I spent half the afternoon yesterday pouring over church accounts, balance sheets and trying to get my head around the various pots of restricted funds we hold and how on earth we actually have any money to pay for anything outside of those particular areas of concern. I had to not only try and wrap my head around the figures, but then write a report about it too. I am left with the all too frequent feeling that it would have been great if somebody has actually taught me how to do any of this.
Nor does doing a “professional job” prepare you for it much either. In my extremely brief career as a secondary school teacher, I didn’t have to read a single balance sheet or accounting record. It just wasn’t part of my job. And as an RE and Philosophy, History & Politics teacher, the only numbers I had to recall tended to be dates stuff happened (and even they were usually written down in front of me for reference). Nothing in teaching taught in secular state comprehensives did anything to tell me how to fundraise or figure out how to manage the church accounts.
My slightly longer iteration running my own company maybe came a bit closer to being useful. But even that hardly had a complicated setup. I was working in a field where I billed people for my time on a day rate. I had no specific overheads – it was just me on my computer by and large. My accounts were as simple as it got. I did D number of days work so I charge you D time my Day Rate and then set aside 20% that will be paid as tax at some point. I invoiced people a set amount, they paid, 80% of it was then transferred to my personal account as pay the remainder being what the tax man will want later.

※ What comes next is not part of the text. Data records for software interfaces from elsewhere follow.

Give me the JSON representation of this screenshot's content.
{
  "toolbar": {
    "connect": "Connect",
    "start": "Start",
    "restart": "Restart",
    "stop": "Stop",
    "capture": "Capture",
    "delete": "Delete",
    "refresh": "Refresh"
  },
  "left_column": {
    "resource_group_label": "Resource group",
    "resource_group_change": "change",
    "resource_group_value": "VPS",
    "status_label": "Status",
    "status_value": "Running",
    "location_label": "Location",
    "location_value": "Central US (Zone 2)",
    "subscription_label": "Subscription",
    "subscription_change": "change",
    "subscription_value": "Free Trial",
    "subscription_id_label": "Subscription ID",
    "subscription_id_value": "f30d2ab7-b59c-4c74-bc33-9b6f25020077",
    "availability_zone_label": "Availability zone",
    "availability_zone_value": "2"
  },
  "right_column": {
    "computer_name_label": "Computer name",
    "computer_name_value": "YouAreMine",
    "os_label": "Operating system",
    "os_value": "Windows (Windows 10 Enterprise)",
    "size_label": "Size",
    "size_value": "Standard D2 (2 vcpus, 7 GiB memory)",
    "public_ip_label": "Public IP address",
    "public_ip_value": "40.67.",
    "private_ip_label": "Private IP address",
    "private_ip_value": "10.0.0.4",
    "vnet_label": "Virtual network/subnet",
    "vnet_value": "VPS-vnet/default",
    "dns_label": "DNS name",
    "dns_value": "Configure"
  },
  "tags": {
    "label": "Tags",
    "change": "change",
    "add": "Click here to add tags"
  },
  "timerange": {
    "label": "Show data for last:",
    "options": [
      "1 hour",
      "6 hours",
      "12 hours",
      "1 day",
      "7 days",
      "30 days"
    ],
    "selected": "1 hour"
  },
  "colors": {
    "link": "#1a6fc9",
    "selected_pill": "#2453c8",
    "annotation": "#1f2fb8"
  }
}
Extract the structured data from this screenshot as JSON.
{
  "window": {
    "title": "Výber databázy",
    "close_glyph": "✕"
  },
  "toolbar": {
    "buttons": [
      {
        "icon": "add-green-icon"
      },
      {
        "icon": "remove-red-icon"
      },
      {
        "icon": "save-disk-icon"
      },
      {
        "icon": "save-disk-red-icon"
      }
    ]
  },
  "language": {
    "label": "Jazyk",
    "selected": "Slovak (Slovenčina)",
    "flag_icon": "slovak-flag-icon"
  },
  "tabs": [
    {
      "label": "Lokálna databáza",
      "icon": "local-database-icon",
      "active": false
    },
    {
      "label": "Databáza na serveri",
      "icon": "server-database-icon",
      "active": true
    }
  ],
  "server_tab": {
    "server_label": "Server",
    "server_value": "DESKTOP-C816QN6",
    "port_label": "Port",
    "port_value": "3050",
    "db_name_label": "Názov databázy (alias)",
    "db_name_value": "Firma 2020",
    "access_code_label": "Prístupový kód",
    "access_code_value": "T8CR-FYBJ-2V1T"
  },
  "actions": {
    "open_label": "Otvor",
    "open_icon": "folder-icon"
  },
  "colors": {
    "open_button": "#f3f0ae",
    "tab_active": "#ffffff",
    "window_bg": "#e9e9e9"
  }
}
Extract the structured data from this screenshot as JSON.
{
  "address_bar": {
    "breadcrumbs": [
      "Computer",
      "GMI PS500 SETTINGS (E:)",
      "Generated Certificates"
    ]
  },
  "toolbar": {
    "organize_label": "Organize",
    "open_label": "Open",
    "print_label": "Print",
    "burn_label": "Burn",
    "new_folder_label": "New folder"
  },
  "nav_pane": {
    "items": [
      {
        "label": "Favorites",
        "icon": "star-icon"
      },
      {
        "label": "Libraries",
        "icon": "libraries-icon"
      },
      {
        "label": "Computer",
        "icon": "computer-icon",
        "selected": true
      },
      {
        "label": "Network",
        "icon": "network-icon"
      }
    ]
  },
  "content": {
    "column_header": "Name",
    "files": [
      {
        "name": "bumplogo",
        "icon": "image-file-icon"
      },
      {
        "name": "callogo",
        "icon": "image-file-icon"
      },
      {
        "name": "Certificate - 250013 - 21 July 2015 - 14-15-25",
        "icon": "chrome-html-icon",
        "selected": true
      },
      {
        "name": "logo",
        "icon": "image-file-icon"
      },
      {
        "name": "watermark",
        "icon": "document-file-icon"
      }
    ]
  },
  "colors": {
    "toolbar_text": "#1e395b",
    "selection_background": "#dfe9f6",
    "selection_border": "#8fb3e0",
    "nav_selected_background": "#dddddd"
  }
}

In many churches, the finances are only so difficult. Essentially, your members give, you pay whatever your running costs are and set aside whatever giving you want to give or funds you want to sort out and your done. In many ways, it’s a case of basic income and expenditure. You know what is coming in and you duly organise what is then to go out accordingly. Relatively straightforward.
But lots of churches – some just because they’re big and are into more stuff, some because they’re small and constantly looking for support – have more complicated setups. Funding pots are created, ringfenced and restricted funds exist, funding for particular purposes – that definitely cannot be repurposed – come in. The more of this that goes on, the more awkward and difficult the accounting becomes. And when you are a poor, innumerate bloke who studied the arts because maths ain’t your thing, or a labourer who understands invoices and expenditure but not managing 50 different pots of cash at once, these things can get complicated quickly.
And I just wonder, might Bible College serve pastors by teaching them to read a balance sheet?